Perhaps the most pressing opportunity for Europe to demonstrate its sovereignty comes from the unbalanced relationship with China. This was meant to be the agenda-setting year for this crucial issue, until Covid upturned the world order. Hopes that a China-EU trade deal would be finally signed this year, replacing the unbalanced economic relationship with a level playing field for European exporters, have been dashed by intransigent Chinese delaying tactics, with Beijing cancelling the September Leipzig summit until further notice.
Merkel’s long-standing illusions of “change through trade” have evaporated, replaced by a clearer understanding that the Middle Kingdom’s rebirth as a great power represents a systemic challenge to Europe’s sovereignty. Similarly, the risks of over-dependence on supply chains trailing back to China have been revealed by Covid, with “health sovereignty” emerging as a major priority for EU action.
By proceeding with Huawei’s central role in rolling out Germany’s 5G network against both American threats and the advice of the German security services, Merkel’s government displayed a startling naivety on China, only now being reassessed.

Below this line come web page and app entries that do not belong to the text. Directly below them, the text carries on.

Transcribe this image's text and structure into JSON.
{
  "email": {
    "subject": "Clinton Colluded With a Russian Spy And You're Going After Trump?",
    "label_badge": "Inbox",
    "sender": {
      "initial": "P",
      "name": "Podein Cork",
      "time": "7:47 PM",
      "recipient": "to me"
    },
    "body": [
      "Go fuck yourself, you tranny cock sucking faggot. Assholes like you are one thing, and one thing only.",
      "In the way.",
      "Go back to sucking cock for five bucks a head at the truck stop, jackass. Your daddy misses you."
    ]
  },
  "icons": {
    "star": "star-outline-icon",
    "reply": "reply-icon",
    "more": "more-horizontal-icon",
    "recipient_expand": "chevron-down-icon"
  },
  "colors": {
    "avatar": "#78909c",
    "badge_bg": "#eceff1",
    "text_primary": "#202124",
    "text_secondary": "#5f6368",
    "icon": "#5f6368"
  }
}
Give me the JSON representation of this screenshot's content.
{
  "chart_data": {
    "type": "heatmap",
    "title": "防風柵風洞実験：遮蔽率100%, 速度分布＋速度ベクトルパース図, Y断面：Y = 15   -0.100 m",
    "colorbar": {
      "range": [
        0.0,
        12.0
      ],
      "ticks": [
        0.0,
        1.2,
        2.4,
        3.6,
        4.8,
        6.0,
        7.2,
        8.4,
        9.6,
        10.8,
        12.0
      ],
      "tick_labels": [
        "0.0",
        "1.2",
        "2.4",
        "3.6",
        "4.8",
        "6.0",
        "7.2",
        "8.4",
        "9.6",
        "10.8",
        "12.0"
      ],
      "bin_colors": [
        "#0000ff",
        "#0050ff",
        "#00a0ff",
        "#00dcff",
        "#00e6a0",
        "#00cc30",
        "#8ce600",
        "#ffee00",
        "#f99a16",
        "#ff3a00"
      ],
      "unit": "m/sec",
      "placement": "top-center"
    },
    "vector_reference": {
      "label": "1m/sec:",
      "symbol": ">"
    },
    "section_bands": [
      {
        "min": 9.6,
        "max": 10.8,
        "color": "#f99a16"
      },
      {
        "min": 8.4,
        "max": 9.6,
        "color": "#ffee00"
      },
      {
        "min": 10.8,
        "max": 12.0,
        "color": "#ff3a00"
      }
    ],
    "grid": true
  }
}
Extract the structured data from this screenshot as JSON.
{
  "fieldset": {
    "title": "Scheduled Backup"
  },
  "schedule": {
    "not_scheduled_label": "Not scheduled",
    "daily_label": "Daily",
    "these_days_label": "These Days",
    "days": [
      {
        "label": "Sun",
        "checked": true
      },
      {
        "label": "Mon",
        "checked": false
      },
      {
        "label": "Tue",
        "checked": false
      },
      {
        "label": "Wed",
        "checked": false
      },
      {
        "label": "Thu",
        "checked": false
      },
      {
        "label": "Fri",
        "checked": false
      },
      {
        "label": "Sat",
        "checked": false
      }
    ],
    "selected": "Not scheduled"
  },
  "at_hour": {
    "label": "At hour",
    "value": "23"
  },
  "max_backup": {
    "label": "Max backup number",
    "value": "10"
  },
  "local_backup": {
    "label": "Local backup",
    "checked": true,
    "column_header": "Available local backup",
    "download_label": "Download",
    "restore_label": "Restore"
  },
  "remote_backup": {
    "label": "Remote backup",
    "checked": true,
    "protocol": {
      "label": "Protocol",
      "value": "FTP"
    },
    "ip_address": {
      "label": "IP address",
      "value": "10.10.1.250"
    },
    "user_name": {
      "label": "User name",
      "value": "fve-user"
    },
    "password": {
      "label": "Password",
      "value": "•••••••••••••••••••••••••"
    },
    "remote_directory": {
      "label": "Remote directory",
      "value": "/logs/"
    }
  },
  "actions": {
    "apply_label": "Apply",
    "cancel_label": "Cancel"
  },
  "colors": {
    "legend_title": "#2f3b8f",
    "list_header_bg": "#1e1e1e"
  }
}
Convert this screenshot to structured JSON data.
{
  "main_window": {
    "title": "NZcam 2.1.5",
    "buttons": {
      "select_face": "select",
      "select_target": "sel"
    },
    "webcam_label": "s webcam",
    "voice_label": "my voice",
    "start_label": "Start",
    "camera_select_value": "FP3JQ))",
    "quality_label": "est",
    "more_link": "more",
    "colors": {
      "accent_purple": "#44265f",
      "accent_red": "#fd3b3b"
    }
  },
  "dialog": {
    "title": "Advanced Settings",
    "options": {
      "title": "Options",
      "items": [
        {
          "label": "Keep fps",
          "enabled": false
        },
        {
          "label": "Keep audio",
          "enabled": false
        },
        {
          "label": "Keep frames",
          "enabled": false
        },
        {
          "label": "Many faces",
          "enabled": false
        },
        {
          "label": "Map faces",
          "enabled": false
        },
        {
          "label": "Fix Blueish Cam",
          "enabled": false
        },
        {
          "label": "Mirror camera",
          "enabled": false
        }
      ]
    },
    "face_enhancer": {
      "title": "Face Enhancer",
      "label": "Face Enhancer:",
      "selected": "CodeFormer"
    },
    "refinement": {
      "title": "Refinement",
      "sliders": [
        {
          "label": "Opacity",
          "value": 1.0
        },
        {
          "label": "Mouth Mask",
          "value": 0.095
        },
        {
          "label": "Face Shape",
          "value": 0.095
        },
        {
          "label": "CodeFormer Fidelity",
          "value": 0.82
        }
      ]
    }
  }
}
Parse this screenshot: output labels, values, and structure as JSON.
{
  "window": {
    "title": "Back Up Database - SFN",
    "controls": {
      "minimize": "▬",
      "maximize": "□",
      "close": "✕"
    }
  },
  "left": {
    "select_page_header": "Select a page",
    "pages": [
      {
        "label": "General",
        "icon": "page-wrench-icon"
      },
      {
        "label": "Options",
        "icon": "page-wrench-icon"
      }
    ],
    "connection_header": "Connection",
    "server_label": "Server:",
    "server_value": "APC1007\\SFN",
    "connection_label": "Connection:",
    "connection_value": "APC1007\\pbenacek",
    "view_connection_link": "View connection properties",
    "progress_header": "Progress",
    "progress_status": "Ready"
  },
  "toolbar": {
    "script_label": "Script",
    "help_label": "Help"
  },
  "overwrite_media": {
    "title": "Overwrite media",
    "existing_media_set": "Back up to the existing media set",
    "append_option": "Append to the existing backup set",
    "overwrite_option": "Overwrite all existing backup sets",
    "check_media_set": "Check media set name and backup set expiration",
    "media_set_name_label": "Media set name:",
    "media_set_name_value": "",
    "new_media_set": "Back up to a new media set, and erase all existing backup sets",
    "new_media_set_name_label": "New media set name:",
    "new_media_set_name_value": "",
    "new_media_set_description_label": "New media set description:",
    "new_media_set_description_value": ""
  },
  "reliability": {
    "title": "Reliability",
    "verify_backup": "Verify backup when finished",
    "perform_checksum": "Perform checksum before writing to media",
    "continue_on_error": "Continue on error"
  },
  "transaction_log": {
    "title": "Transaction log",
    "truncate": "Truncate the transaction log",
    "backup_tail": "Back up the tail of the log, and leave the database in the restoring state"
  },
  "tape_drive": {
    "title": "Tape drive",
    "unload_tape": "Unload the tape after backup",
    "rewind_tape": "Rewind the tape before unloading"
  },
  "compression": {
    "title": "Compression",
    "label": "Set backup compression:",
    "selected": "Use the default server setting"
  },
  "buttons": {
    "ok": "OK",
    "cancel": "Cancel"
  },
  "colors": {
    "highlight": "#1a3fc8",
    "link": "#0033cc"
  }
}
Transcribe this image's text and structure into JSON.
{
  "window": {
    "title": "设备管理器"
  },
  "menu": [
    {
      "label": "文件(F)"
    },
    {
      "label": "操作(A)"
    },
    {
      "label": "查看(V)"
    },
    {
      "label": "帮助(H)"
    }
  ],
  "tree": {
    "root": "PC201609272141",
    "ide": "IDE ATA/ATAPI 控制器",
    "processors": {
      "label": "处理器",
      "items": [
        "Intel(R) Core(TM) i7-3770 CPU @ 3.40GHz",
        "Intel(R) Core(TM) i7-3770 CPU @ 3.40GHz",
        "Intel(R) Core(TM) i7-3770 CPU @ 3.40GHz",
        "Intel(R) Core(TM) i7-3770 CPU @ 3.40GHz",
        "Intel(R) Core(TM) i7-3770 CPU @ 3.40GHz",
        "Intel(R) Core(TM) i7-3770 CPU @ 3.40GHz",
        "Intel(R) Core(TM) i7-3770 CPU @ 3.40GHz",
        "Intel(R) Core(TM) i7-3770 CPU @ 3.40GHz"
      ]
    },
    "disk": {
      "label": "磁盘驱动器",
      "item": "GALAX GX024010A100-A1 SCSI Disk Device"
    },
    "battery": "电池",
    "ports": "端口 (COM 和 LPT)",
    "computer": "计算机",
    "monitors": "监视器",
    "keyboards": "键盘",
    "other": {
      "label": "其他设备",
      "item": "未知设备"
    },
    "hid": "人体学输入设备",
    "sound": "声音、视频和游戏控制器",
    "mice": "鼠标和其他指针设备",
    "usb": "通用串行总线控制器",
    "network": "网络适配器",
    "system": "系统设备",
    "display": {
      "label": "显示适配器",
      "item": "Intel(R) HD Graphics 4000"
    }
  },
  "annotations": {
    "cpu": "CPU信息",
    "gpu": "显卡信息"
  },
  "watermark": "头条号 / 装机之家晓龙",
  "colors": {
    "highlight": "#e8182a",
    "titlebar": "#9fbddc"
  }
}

Belatedly realising that the new Cold War playing out inside its citizens’ smartphones will challenge Europe far more than a contest for the distant islets of the South China Sea, the EU is placing new emphasis on cyber security, an area in which joint and concerted action will likely bear successful fruit.
On human rights, Germany’s equivocal stance, gently rebuking the awakening giant for its abuses while deepening Germany’s economic and strategic dependence on its systemic rival, is coming under greater domestic pressure. Merkel will be forced to defend her China policy before the Bundestag this autumn, with the increasingly important German Greens emerging as unexpected China hawks, lambasting Huawei as a “Trojan horse” for the Chinese Communist Party and pushing for sanctions against individuals linked to repression of the country’s Uighur minority.
Initially weak EU statements against China’s actions in Hong Kong are slowly evolving into more assertively condemnatory language, but Merkel herself remains committed to striking a note of caution, remarking blandly in a recent interview that “China has become a global player. That makes us partners in economic cooperation and combating climate change, but also competitors with very different political systems. Not to talk to each other would certainly be a bad idea.”
A hangover from a vanished age of multilateral cooperation through trade rather than multipolar competition through foreign policy, Merkel’s natural caution will likely dampen any meaningful action towards reshaping the EU into a major geopolitical player. In the dying days of her generation-long role as Europe’s most powerful politician, Merkel will likely leave dramatic action to her successor, whoever that will be, with the potential heirs to her throne already vying to establish themselves as serious strategic thinkers on the European plane. For the continental bloc to survive the coming era of great power competition, concerted action to reshape the union into a strategic actor will need to happen soon.
While Germany wishes to extend its holiday from history for as long as possible, Russia and Turkey are already spreading their beach towels across the Mediterranean’s most desirable real estate, and the romance with China is already turning sour. This may be the EU’s Hamilton moment, but with Germany at the reins, it is one without a Hamilton to rise to the occasion.